[SOURCE RECORDS]

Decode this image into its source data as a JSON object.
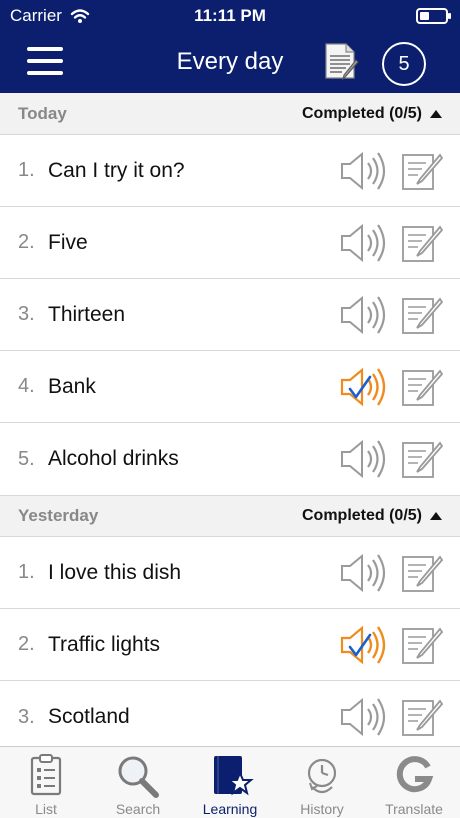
{
  "status_bar": {
    "carrier": "Carrier",
    "time": "11:11 PM"
  },
  "nav": {
    "title": "Every day",
    "badge_count": "5"
  },
  "sections": [
    {
      "label": "Today",
      "status": "Completed (0/5)",
      "items": [
        {
          "num": "1.",
          "text": "Can I try it on?",
          "audio_active": false
        },
        {
          "num": "2.",
          "text": "Five",
          "audio_active": false
        },
        {
          "num": "3.",
          "text": "Thirteen",
          "audio_active": false
        },
        {
          "num": "4.",
          "text": "Bank",
          "audio_active": true
        },
        {
          "num": "5.",
          "text": "Alcohol drinks",
          "audio_active": false
        }
      ]
    },
    {
      "label": "Yesterday",
      "status": "Completed (0/5)",
      "items": [
        {
          "num": "1.",
          "text": "I love this dish",
          "audio_active": false
        },
        {
          "num": "2.",
          "text": "Traffic lights",
          "audio_active": true
        },
        {
          "num": "3.",
          "text": "Scotland",
          "audio_active": false
        }
      ]
    }
  ],
  "tabs": [
    {
      "label": "List",
      "icon": "clipboard-icon",
      "active": false
    },
    {
      "label": "Search",
      "icon": "magnifier-icon",
      "active": false
    },
    {
      "label": "Learning",
      "icon": "book-star-icon",
      "active": true
    },
    {
      "label": "History",
      "icon": "clock-history-icon",
      "active": false
    },
    {
      "label": "Translate",
      "icon": "google-g-icon",
      "active": false
    }
  ],
  "colors": {
    "header": "#0b1f6e",
    "accent_orange": "#f08c1e",
    "check_blue": "#1a5fd0",
    "inactive_gray": "#9a9a9a"
  }
}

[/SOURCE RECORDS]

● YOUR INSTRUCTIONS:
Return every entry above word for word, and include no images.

● SOLUTION FOR THIS PROBLEM:
Decode this image into its source data as a JSON object.
{
  "status_bar": {
    "carrier": "Carrier",
    "time": "11:11 PM"
  },
  "nav": {
    "title": "Every day",
    "badge_count": "5"
  },
  "sections": [
    {
      "label": "Today",
      "status": "Completed (0/5)",
      "items": [
        {
          "num": "1.",
          "text": "Can I try it on?",
          "audio_active": false
        },
        {
          "num": "2.",
          "text": "Five",
          "audio_active": false
        },
        {
          "num": "3.",
          "text": "Thirteen",
          "audio_active": false
        },
        {
          "num": "4.",
          "text": "Bank",
          "audio_active": true
        },
        {
          "num": "5.",
          "text": "Alcohol drinks",
          "audio_active": false
        }
      ]
    },
    {
      "label": "Yesterday",
      "status": "Completed (0/5)",
      "items": [
        {
          "num": "1.",
          "text": "I love this dish",
          "audio_active": false
        },
        {
          "num": "2.",
          "text": "Traffic lights",
          "audio_active": true
        },
        {
          "num": "3.",
          "text": "Scotland",
          "audio_active": false
        }
      ]
    }
  ],
  "tabs": [
    {
      "label": "List",
      "icon": "clipboard-icon",
      "active": false
    },
    {
      "label": "Search",
      "icon": "magnifier-icon",
      "active": false
    },
    {
      "label": "Learning",
      "icon": "book-star-icon",
      "active": true
    },
    {
      "label": "History",
      "icon": "clock-history-icon",
      "active": false
    },
    {
      "label": "Translate",
      "icon": "google-g-icon",
      "active": false
    }
  ],
  "colors": {
    "header": "#0b1f6e",
    "accent_orange": "#f08c1e",
    "check_blue": "#1a5fd0",
    "inactive_gray": "#9a9a9a"
  }
}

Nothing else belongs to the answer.